[Start of section]

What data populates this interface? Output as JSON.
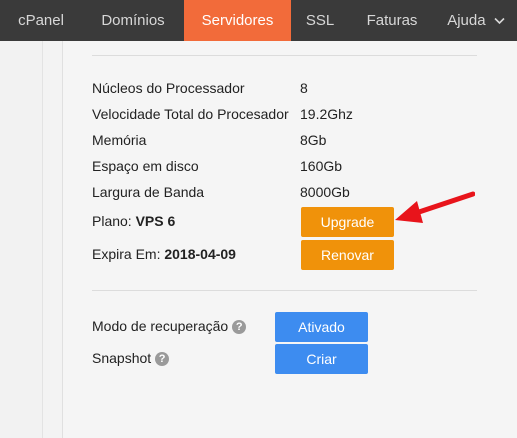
{
  "nav": {
    "items": [
      {
        "label": "cPanel"
      },
      {
        "label": "Domínios"
      },
      {
        "label": "Servidores"
      },
      {
        "label": "SSL"
      },
      {
        "label": "Faturas"
      },
      {
        "label": "Ajuda"
      }
    ],
    "active": "Servidores"
  },
  "server": {
    "rows": [
      {
        "label": "Núcleos do Processador",
        "value": "8"
      },
      {
        "label": "Velocidade Total do Procesador",
        "value": "19.2Ghz"
      },
      {
        "label": "Memória",
        "value": "8Gb"
      },
      {
        "label": "Espaço em disco",
        "value": "160Gb"
      },
      {
        "label": "Largura de Banda",
        "value": "8000Gb"
      }
    ],
    "plan_label": "Plano:",
    "plan_value": "VPS 6",
    "expires_label": "Expira Em:",
    "expires_value": "2018-04-09",
    "upgrade_button": "Upgrade",
    "renew_button": "Renovar"
  },
  "recovery": {
    "label": "Modo de recuperação",
    "button": "Ativado"
  },
  "snapshot": {
    "label": "Snapshot",
    "button": "Criar"
  },
  "colors": {
    "nav_bg": "#3a3a3a",
    "nav_active": "#f26b3a",
    "orange_button": "#f0920a",
    "blue_button": "#3d8cf0",
    "annotation_arrow": "#e8141b"
  },
  "icons": {
    "help": "question-circle-icon",
    "dropdown": "chevron-down-icon",
    "annotation": "red-arrow-annotation"
  }
}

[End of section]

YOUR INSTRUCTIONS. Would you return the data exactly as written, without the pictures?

EXERCISE RESULT.
What data populates this interface? Output as JSON.
{
  "nav": {
    "items": [
      {
        "label": "cPanel"
      },
      {
        "label": "Domínios"
      },
      {
        "label": "Servidores"
      },
      {
        "label": "SSL"
      },
      {
        "label": "Faturas"
      },
      {
        "label": "Ajuda"
      }
    ],
    "active": "Servidores"
  },
  "server": {
    "rows": [
      {
        "label": "Núcleos do Processador",
        "value": "8"
      },
      {
        "label": "Velocidade Total do Procesador",
        "value": "19.2Ghz"
      },
      {
        "label": "Memória",
        "value": "8Gb"
      },
      {
        "label": "Espaço em disco",
        "value": "160Gb"
      },
      {
        "label": "Largura de Banda",
        "value": "8000Gb"
      }
    ],
    "plan_label": "Plano:",
    "plan_value": "VPS 6",
    "expires_label": "Expira Em:",
    "expires_value": "2018-04-09",
    "upgrade_button": "Upgrade",
    "renew_button": "Renovar"
  },
  "recovery": {
    "label": "Modo de recuperação",
    "button": "Ativado"
  },
  "snapshot": {
    "label": "Snapshot",
    "button": "Criar"
  },
  "colors": {
    "nav_bg": "#3a3a3a",
    "nav_active": "#f26b3a",
    "orange_button": "#f0920a",
    "blue_button": "#3d8cf0",
    "annotation_arrow": "#e8141b"
  },
  "icons": {
    "help": "question-circle-icon",
    "dropdown": "chevron-down-icon",
    "annotation": "red-arrow-annotation"
  }
}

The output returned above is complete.